A policy and data specialist colleague of mine was working with the 2015 NCCI data and noted that CMS had, for the first time, added screening and diagnostic mammogram codes to the edit.
Specifically, CPT 77055 and 77056 and HCPCS G0204 and G0206 (diagnostic mammography) and CPT 77057 (screening mammography) and 77063 (screening digital breast tomosynthesis, bilateral) cannot be billed on the same claim on the same date of service (DOS). Continue reading

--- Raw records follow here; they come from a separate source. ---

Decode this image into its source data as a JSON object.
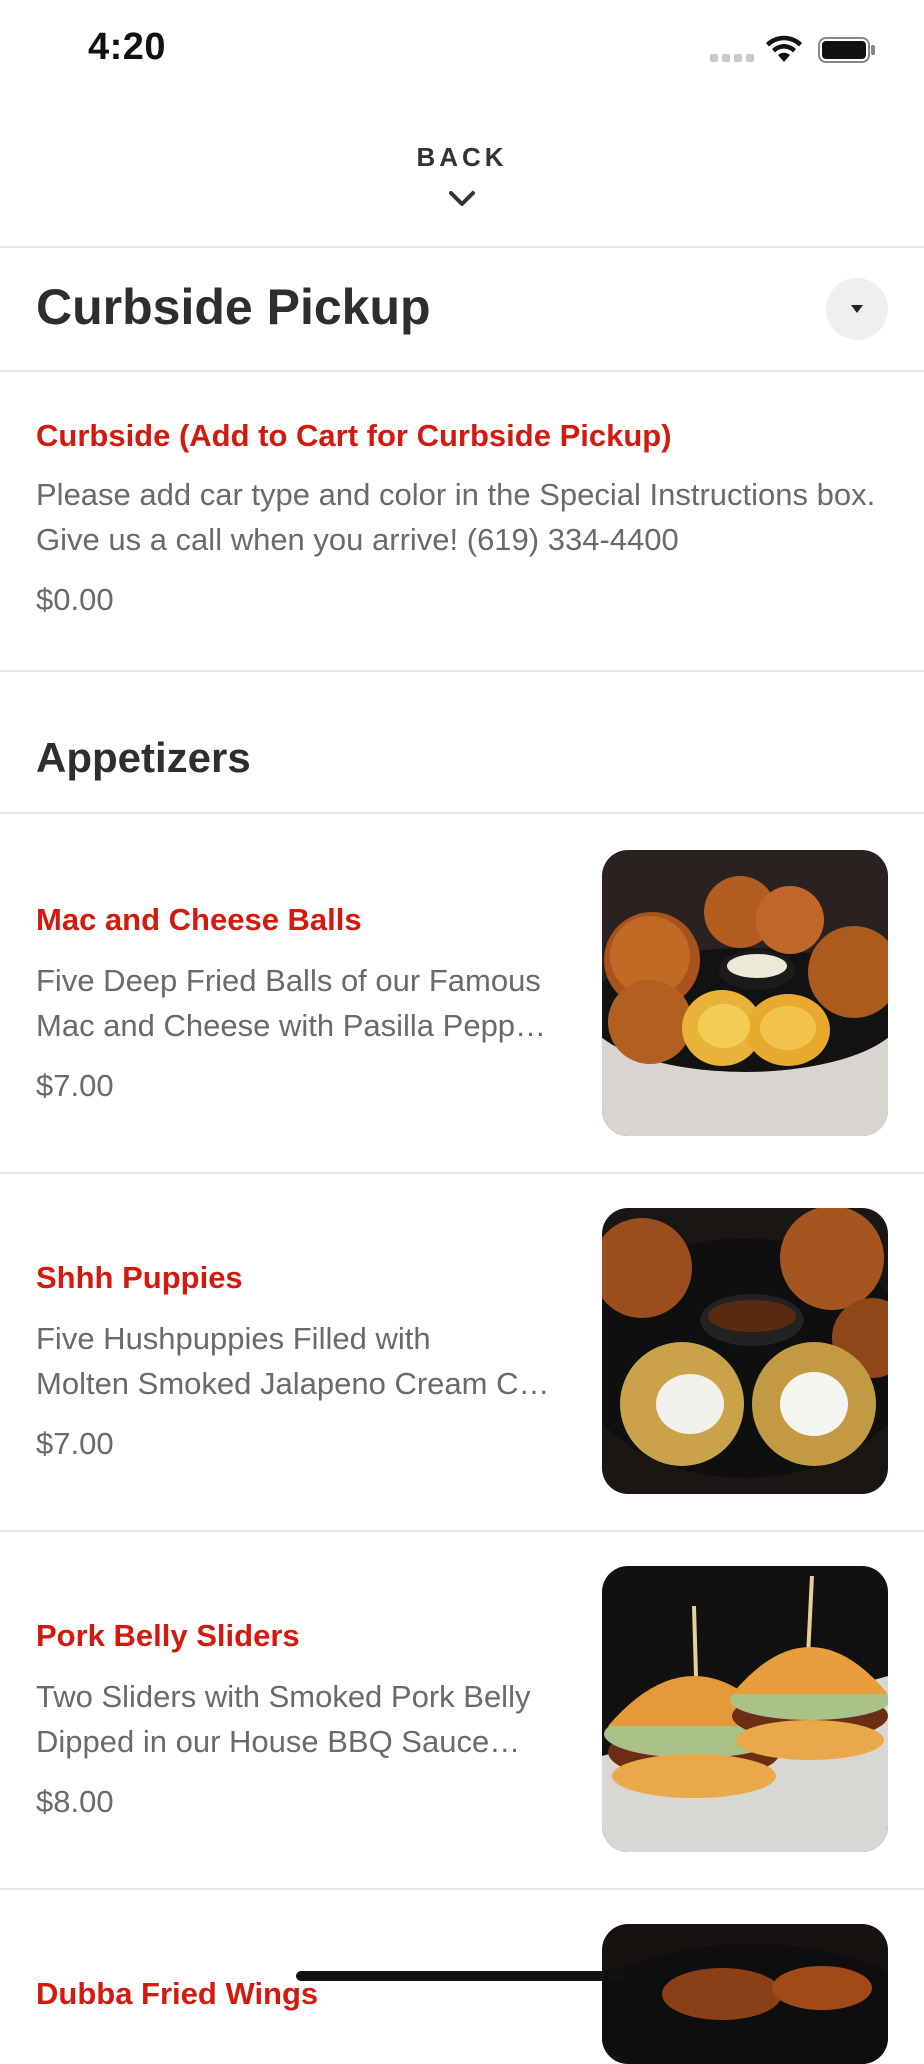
{
  "status_bar": {
    "time": "4:20"
  },
  "nav": {
    "back_label": "BACK"
  },
  "section": {
    "title": "Curbside Pickup"
  },
  "curbside": {
    "name": "Curbside (Add to Cart for Curbside Pickup)",
    "description": "Please add car type and color in the Special Instructions box. Give us a call when you arrive! (619) 334-4400",
    "price": "$0.00"
  },
  "category": {
    "title": "Appetizers"
  },
  "items": [
    {
      "name": "Mac and Cheese Balls",
      "desc_line1": "Five Deep Fried Balls of our Famous",
      "desc_line2": "Mac and Cheese with Pasilla Pepp…",
      "price": "$7.00",
      "photo": "mac-and-cheese-balls-photo"
    },
    {
      "name": "Shhh Puppies",
      "desc_line1": "Five Hushpuppies Filled with",
      "desc_line2": "Molten Smoked Jalapeno Cream C…",
      "price": "$7.00",
      "photo": "hushpuppies-photo"
    },
    {
      "name": "Pork Belly Sliders",
      "desc_line1": "Two Sliders with Smoked Pork Belly",
      "desc_line2": "Dipped in our House BBQ Sauce…",
      "price": "$8.00",
      "photo": "pork-belly-sliders-photo"
    },
    {
      "name": "Dubba Fried Wings",
      "photo": "fried-wings-photo"
    }
  ],
  "colors": {
    "accent": "#d4190f",
    "text": "#333333",
    "muted": "#6a6a6a",
    "divider": "#e6e6e6"
  }
}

Sing along with me! We are entering a time of unprecedented change in healthcare. I had the pleasure of attending and speaking at the Healthcare Finance Management Association (HFMA) Region 11 Symposium in San Diego recently. This was one of the most dynamic conferences I have ever attended and I came away, by far, with more knowledge than I was imparting. There were certainly some clear surprises which I would like to share with you. The biggest reward for me was listening to finance leaders express their compassion and determination to care for their populations. Not only were they committed to ensuring all had access to healthcare and the means to pay for it, they were extremely focused on making it affordable and were open to an overhaul to pricing and pricing structures. It is moments like this that make me proud to be a member of the healthcare community.
What other lessons did I learn? Continue reading
Yes, there are ICD-10 codes for exceedingly rare ways to die, and yes, they are easy to parody. This does not matter at all, since not many people are admitted to the hospital for a prolonged stay in a weightless environment.
What does matter is that preventable errors in hospital care are the third leading cause of death, after cancer and heart disease. Updated estimates in a 2013 study in the Journal of Patient Safety say that between 210,000 and 440,000 people die in US hospitals every year because some preventable harm was done to them. Continue reading
Blog post by Krysten Brooks, RN, BSN, MBA
Hospitals across the country have launched a wide-range of initiatives to reduce hospital-acquired conditions (HACs), but despite their efforts, a quarter of the nation’s hospitals face reimbursement penalties according to a preliminary analysis released in June by CMS that scored hospitals based on rates of acquired conditions and patient complications. While Medicare’s HAC Reduction Program plans to release final scores later this year, the healthcare organizations facing penalties can expect to lose approximately one percent of each Medicare payment from October 1, 2014 through September 30, 2015, translating into billions of dollars in lost reimbursement.
The Medicare penalties will undoubtedly hit some organizations hard, and these hospitals are moving quickly to analyze avoidable complications and intervene to improve quality. Facilities are also auditing clinical documentation for completeness and accuracy and examining documentation workflow to analyze process breakdowns and problems. Continue reading
As healthcare professionals, we have a lot of acronyms to keep straight, don’t we? Feels like alphabet soup in my head some days. I’m reminded of a scene in the movie, Good Morning Vietnam, where Robin Williams’ character has an entire conversation using acronyms, making fun of the military jargon. We could do the same in healthcare, especially in E&M coding.
Today, let’s think a bit about HPI, not to be confused with PHI. If you have a translator in your head the way I do, these two don’t even sound the same, but for those outside the realm of coding, these acronyms can get confusing. PHI is Protected Health Information. HPI, or History of Present Illness, is the portion of the E&M (Evaluation and Management) visit during which the patient describes why they are seeing the physician. Continue reading